1. Cancer biosimilar treatment trials have clinical outcomes that do not differ statistically from reference biologic products
2. The design elements of clinical trials for biosimilar drugs are rigorous
Evidence Rating Level: 1 (Excellent)
Study Rundown: Biologic treatments constitute a large portion of prescription costs in the United States. Biosimilar drugs are intended to reduce costs but are required to undergo stringent testing before approval. This systematic review and meta-analysis aimed to compare the study design of cancer biosimilar efficacy trials with reference drug trials on measures of population size, randomization and blinding. The effectiveness of biosimilars was compared with the biologic drugs as well. Reference drug trials had a lower mean number of patients than biosimilar studies (302 compared to 397, respectively). Biosimilar studies were randomized clinical trials (RCTs) more often than were reference drug trials (100% vs. 50%, respectively). As well, they were more likely to be double-blinded; 84% of biosimilar trials, compared to 17% of reference drug trials. Six disease settings were explored to determine the efficacy of biosimilar drugs compared to biologics: non-small cell lung cancer, metastatic colorectal cancer (mCRC), ERBB2-positive early breast cancer, ERBB2-positive metastatic breast cancer, follicular lymphoma, and diffuse large B-cell lymphoma (DLBCL). Outcomes showed similar efficacy between biosimilars and their biologic originators in all settings. Limitations of this study include the inability to recover complete publications for several of the trials in the sample. Additionally, because the study was comparing biologics with biosimilars, there were only 3 products available (bevacizumab, trastuzumab, and rituximab). This study only explored the efficacy of biosimilars and did not include other measures, such as toxicity or immunogenicity. As such, care should be taken when interpreting the results. Overall, the clinical outcomes did not differ statistically from the reference biologic products based on efficacy.

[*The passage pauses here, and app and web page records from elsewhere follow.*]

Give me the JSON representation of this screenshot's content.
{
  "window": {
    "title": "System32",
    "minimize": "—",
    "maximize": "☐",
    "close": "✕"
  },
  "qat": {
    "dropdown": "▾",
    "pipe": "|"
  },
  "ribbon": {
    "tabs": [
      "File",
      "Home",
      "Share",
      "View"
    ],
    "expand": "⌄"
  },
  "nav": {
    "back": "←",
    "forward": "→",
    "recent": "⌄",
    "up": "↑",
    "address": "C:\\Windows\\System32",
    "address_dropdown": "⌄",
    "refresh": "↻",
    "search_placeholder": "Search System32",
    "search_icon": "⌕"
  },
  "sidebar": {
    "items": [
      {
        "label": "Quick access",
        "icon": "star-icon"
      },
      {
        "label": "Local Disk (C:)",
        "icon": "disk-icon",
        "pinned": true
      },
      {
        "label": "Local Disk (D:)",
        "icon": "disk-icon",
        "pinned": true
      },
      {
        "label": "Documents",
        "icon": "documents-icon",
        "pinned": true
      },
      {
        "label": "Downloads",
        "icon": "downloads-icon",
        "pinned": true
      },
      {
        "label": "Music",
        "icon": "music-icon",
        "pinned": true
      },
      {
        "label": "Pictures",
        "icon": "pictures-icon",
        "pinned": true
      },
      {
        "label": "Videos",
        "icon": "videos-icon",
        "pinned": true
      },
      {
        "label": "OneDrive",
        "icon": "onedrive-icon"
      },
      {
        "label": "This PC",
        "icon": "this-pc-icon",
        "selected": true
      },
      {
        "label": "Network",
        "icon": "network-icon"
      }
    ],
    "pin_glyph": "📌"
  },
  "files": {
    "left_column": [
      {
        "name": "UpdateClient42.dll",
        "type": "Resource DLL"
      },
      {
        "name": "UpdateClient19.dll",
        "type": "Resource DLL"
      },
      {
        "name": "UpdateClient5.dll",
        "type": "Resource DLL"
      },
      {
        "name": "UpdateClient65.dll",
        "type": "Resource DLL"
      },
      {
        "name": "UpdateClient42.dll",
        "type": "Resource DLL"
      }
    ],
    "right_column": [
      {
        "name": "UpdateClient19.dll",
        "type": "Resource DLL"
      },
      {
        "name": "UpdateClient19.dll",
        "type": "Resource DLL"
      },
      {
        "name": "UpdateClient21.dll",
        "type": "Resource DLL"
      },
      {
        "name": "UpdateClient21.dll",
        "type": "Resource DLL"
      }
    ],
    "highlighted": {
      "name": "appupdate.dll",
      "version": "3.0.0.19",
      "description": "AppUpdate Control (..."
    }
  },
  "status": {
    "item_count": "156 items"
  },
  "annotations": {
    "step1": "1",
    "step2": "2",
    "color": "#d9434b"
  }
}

Relevant Reading: Biosimilars in oncology in the United States: a review
In-Depth [meta-analysis]:This systematic review and meta-analysis included 31 cancer biosimilar trials on 3 reference products with a total of 12,310 patients. Six reference drug trials with 1,811 patients were also included as a comparison. The design elements explored included population size, randomization, and blinding of the studies. Biosimilar trials had a greater average number of patients (397) compared to reference biologic trials (302). Additionally, trials for biosimilars were both more likely to be RCTs (100% vs. 50%) and double-blinded (84% vs. 17%) than reference biologic studies. The overall response rate (ORR) of bevacizumab biosimilar vs. the biologic was 1.02 (95% confidence interval (CI), 0.94-1.10) for non-small cell lung cancer (NSCLC) and 0.95 (95% CI, 0.72-1.24) for metastatic colorectal cancer (mCRC). The ORR of trastuzumab biosimilar vs. the biologic was 1.01 (95%, 0.94-1.08) for ERBB2-positive metastatic breast cancer. The ORR of rituximab biosimilar vs. the biologic was 1.04 (95% CI, 1.00-1.08) for follicular lymphoma (FL), 1.01 (95% CI, 0.96-1.05) for diffuse large B-cell lymphoma, and 0.99 (95% CI, 0.81-1.22) for chronic lymphocytic leukemia. The meta-analysis revealed the effectiveness of biosimilars was statistically comparable to the biologic drugs for all three reference products (bevacizumab, trastuzumab, and rituximab).
©2022 2 Minute Medicine, Inc. All rights reserved. No works may be reproduced without expressed written consent from 2 Minute Medicine, Inc. Inquire about licensing here. No article should be construed as medical advice and is not intended as such by the authors or by 2 Minute Medicine, Inc.